▸ Exercise goal: Return the records exactly as they are.

▸ Provided records:

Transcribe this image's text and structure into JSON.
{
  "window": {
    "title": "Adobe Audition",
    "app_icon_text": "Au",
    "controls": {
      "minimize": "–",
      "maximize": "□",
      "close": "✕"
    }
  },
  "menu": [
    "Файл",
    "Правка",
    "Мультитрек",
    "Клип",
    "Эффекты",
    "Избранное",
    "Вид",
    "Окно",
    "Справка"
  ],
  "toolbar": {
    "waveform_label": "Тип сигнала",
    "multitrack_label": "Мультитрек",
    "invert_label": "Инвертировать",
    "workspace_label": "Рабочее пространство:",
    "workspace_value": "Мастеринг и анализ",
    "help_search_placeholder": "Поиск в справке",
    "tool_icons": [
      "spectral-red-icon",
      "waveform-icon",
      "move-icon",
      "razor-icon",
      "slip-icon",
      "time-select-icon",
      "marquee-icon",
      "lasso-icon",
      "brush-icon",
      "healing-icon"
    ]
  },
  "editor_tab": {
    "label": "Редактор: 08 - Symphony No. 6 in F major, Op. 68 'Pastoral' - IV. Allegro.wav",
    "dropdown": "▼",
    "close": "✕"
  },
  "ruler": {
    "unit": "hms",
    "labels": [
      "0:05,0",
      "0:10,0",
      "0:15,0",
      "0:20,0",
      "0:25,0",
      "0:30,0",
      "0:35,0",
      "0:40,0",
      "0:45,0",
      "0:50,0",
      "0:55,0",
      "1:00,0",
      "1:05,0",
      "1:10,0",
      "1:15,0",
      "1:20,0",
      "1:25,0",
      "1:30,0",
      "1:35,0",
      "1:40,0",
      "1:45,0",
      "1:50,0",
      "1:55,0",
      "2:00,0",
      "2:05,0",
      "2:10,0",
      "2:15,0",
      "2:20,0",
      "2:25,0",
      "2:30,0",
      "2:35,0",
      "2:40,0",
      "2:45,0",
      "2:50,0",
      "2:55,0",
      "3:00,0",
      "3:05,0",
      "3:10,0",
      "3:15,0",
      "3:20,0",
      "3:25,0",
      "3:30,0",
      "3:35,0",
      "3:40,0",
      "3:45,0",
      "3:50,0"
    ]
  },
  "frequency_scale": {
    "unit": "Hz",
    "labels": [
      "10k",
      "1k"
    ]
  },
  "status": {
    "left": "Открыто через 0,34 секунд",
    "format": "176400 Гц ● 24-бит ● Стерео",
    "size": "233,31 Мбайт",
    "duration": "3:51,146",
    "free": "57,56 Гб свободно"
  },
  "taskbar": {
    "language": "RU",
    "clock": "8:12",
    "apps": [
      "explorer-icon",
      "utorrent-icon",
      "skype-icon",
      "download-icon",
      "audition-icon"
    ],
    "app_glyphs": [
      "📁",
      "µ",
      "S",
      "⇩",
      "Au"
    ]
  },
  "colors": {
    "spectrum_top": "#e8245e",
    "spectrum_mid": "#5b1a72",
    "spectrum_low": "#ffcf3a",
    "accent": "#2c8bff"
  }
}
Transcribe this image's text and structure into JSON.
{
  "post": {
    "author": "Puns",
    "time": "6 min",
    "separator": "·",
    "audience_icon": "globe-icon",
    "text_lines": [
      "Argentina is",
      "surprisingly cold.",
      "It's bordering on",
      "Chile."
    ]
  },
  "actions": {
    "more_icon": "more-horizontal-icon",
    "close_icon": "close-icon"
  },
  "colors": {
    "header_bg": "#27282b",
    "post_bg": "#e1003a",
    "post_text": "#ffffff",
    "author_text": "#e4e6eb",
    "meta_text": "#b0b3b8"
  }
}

▸ Response to this exercise:
Transcribe this image's text and structure into JSON.
{
  "window": {
    "title": "Adobe Audition",
    "app_icon_text": "Au",
    "controls": {
      "minimize": "–",
      "maximize": "□",
      "close": "✕"
    }
  },
  "menu": [
    "Файл",
    "Правка",
    "Мультитрек",
    "Клип",
    "Эффекты",
    "Избранное",
    "Вид",
    "Окно",
    "Справка"
  ],
  "toolbar": {
    "waveform_label": "Тип сигнала",
    "multitrack_label": "Мультитрек",
    "invert_label": "Инвертировать",
    "workspace_label": "Рабочее пространство:",
    "workspace_value": "Мастеринг и анализ",
    "help_search_placeholder": "Поиск в справке",
    "tool_icons": [
      "spectral-red-icon",
      "waveform-icon",
      "move-icon",
      "razor-icon",
      "slip-icon",
      "time-select-icon",
      "marquee-icon",
      "lasso-icon",
      "brush-icon",
      "healing-icon"
    ]
  },
  "editor_tab": {
    "label": "Редактор: 08 - Symphony No. 6 in F major, Op. 68 'Pastoral' - IV. Allegro.wav",
    "dropdown": "▼",
    "close": "✕"
  },
  "ruler": {
    "unit": "hms",
    "labels": [
      "0:05,0",
      "0:10,0",
      "0:15,0",
      "0:20,0",
      "0:25,0",
      "0:30,0",
      "0:35,0",
      "0:40,0",
      "0:45,0",
      "0:50,0",
      "0:55,0",
      "1:00,0",
      "1:05,0",
      "1:10,0",
      "1:15,0",
      "1:20,0",
      "1:25,0",
      "1:30,0",
      "1:35,0",
      "1:40,0",
      "1:45,0",
      "1:50,0",
      "1:55,0",
      "2:00,0",
      "2:05,0",
      "2:10,0",
      "2:15,0",
      "2:20,0",
      "2:25,0",
      "2:30,0",
      "2:35,0",
      "2:40,0",
      "2:45,0",
      "2:50,0",
      "2:55,0",
      "3:00,0",
      "3:05,0",
      "3:10,0",
      "3:15,0",
      "3:20,0",
      "3:25,0",
      "3:30,0",
      "3:35,0",
      "3:40,0",
      "3:45,0",
      "3:50,0"
    ]
  },
  "frequency_scale": {
    "unit": "Hz",
    "labels": [
      "10k",
      "1k"
    ]
  },
  "status": {
    "left": "Открыто через 0,34 секунд",
    "format": "176400 Гц ● 24-бит ● Стерео",
    "size": "233,31 Мбайт",
    "duration": "3:51,146",
    "free": "57,56 Гб свободно"
  },
  "taskbar": {
    "language": "RU",
    "clock": "8:12",
    "apps": [
      "explorer-icon",
      "utorrent-icon",
      "skype-icon",
      "download-icon",
      "audition-icon"
    ],
    "app_glyphs": [
      "📁",
      "µ",
      "S",
      "⇩",
      "Au"
    ]
  },
  "colors": {
    "spectrum_top": "#e8245e",
    "spectrum_mid": "#5b1a72",
    "spectrum_low": "#ffcf3a",
    "accent": "#2c8bff"
  }
}
Transcribe this image's text and structure into JSON.
{
  "post": {
    "author": "Puns",
    "time": "6 min",
    "separator": "·",
    "audience_icon": "globe-icon",
    "text_lines": [
      "Argentina is",
      "surprisingly cold.",
      "It's bordering on",
      "Chile."
    ]
  },
  "actions": {
    "more_icon": "more-horizontal-icon",
    "close_icon": "close-icon"
  },
  "colors": {
    "header_bg": "#27282b",
    "post_bg": "#e1003a",
    "post_text": "#ffffff",
    "author_text": "#e4e6eb",
    "meta_text": "#b0b3b8"
  }
}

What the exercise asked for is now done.